-- Data records follows --
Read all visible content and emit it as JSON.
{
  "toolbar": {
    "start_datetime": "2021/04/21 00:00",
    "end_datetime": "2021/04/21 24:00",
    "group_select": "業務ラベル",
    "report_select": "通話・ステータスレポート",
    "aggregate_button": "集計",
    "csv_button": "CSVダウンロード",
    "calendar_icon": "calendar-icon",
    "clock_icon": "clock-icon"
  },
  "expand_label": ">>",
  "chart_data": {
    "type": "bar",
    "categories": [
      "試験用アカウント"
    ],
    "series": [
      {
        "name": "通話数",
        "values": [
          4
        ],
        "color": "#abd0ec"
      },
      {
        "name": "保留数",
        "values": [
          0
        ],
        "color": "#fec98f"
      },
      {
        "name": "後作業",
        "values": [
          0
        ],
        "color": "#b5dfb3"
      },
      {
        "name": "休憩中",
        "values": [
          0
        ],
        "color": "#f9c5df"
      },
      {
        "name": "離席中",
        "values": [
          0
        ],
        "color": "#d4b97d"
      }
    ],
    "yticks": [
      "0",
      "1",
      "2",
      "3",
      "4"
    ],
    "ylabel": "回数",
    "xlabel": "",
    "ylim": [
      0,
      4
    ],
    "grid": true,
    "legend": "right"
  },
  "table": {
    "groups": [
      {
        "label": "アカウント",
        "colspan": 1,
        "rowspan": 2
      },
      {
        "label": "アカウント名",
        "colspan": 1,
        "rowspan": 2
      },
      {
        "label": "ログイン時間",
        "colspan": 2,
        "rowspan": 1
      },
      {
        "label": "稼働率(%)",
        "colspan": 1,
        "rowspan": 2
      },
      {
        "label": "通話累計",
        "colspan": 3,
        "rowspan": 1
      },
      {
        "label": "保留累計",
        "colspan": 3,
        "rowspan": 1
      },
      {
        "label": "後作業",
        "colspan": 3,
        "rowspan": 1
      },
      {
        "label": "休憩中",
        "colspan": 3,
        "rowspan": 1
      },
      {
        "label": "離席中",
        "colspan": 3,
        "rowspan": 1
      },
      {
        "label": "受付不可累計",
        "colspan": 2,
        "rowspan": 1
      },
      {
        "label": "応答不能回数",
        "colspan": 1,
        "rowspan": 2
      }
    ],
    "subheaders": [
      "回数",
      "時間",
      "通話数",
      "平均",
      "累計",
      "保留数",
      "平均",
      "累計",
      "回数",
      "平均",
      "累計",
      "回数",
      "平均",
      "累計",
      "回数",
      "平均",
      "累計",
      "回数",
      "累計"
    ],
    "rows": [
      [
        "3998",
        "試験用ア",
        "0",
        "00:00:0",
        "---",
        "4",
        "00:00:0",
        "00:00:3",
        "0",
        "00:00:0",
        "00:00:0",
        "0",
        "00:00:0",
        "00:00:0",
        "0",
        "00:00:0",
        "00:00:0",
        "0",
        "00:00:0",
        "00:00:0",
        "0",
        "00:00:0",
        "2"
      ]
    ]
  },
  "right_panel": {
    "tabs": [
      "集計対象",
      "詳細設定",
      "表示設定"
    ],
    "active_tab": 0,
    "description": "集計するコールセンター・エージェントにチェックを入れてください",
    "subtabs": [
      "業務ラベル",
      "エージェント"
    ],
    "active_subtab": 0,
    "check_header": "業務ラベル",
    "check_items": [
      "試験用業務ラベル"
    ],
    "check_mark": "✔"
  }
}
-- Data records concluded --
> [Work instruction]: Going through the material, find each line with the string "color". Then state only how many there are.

> [Solution to the exercise]: 5